Our trip included one night of camping in Des Moines, Iowa, and our Land Cruiser was filled with our luggage and our camping gear too. The awkward rear-seat positioning challenged our packing skills.
Also, the Land Cruiser is a rather tall vehicle at 74 inches, and while the vehicle has steps for easier entrance and exit, the rear doesn’t. The rear also offers a half-fold-down trunk, which is handy for sorting items, but gets in the way packing items in.
Back on the road, Toyota’s full suite of safety features came in handy on our 1,200-mile trek. For example, the adaptive cruise control, blind-spot monitor, and rear cross traffic alert (for backing out of parking spots) all proved themselves.
About the only thing we didn’t care for was the fuel economy of 13 city/18 highway (we averaged 15.2 mpg), yet it is a small compromise to make with such a capable off-road vehicle that also has the ability to tow up to 8,100 pounds. Besides, if you are in the market for an SUV that starts at $84,775, you probably can afford to buy some gas.
At a GlanceSpecs (as tested)
Vehicle/model: ’17 Toyota Land Cruiser
Base price: $83,665
As tested: $83,665
Engine: 5.7L V-8
Rated hp/torque (lb-ft): 381/401
Transmission: Aisin AE80F 8-spd
Transfer case: Aisin JF2A 2-spd
4WD system(s): Full-time
Low-range ratio: 2.62:1
Frame type: 10-member high-tensile-steel ladder
Suspension: f/r—Independent double-wishbone, coil springs, shocks, stabilizer bar, KDSS/four-link, coil springs, shocks, KDSS
Axle ratio: 3.31:1
Max crawl ratio: 41.6:1
Steering: Power-assisted rack-and-pinion
Brakes: f/r—13.97-in disc/13.58-in disc
Wheels (in): 18
Wheelbase (in): 112.2
Length (in): 194.9
Height (in): 74.0
Width (in): 77.95

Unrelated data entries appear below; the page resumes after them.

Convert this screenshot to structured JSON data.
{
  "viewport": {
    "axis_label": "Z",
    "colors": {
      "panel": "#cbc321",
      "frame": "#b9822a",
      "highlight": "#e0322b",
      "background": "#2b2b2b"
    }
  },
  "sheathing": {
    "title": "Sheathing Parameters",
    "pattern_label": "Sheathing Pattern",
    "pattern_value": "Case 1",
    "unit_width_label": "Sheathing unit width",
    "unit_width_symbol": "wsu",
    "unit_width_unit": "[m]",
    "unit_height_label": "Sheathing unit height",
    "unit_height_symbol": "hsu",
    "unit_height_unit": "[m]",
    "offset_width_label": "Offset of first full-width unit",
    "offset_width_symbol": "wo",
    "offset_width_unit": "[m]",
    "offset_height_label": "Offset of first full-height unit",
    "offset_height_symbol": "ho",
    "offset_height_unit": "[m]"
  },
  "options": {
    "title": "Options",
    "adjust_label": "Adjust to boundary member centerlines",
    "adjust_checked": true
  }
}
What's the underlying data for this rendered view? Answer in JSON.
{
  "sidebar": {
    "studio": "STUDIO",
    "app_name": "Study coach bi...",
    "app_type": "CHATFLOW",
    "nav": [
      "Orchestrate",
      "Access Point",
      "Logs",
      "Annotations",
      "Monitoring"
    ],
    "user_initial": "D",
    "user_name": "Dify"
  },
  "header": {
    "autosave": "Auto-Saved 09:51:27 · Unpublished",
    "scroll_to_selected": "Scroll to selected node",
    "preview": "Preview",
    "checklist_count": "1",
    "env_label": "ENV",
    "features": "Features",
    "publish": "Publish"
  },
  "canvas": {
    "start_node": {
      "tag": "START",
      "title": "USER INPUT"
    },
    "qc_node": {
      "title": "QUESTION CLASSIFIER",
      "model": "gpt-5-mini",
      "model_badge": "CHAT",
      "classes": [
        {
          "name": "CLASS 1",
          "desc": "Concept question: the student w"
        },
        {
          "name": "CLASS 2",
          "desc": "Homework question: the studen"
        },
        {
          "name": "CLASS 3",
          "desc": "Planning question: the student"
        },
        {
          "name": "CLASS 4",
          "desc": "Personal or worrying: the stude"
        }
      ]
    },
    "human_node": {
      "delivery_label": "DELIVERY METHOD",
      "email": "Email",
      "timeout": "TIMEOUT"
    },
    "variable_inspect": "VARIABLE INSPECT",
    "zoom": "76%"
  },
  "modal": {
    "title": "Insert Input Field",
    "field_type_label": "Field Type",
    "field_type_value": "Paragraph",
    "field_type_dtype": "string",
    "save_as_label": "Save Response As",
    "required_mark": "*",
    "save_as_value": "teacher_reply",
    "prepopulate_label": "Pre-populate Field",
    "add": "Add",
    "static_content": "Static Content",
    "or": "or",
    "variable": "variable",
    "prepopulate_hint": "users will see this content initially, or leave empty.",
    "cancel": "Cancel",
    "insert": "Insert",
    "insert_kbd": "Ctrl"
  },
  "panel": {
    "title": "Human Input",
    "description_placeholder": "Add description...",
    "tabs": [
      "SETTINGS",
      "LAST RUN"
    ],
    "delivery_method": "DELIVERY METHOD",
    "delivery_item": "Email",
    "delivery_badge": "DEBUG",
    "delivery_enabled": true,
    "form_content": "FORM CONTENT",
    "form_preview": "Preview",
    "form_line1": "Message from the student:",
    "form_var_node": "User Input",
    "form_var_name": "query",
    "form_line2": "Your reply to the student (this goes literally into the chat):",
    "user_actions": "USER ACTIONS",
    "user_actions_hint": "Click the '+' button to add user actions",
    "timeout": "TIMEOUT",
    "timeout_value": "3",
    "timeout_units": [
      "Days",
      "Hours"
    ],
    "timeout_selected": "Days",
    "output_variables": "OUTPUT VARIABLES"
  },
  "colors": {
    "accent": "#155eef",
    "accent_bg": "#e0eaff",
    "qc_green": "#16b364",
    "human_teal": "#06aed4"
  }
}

Base curb weight (lb): 5,815
Approach/departure angles (deg): 30/20
Minimum ground clearance (in): 8.9
Payload (lb): 1,570
Max towing capacity (lb): 8,100
Fuel capacity (gal): 24.6
Fuel economy (mpg, combined city/hwy/trail): 15.2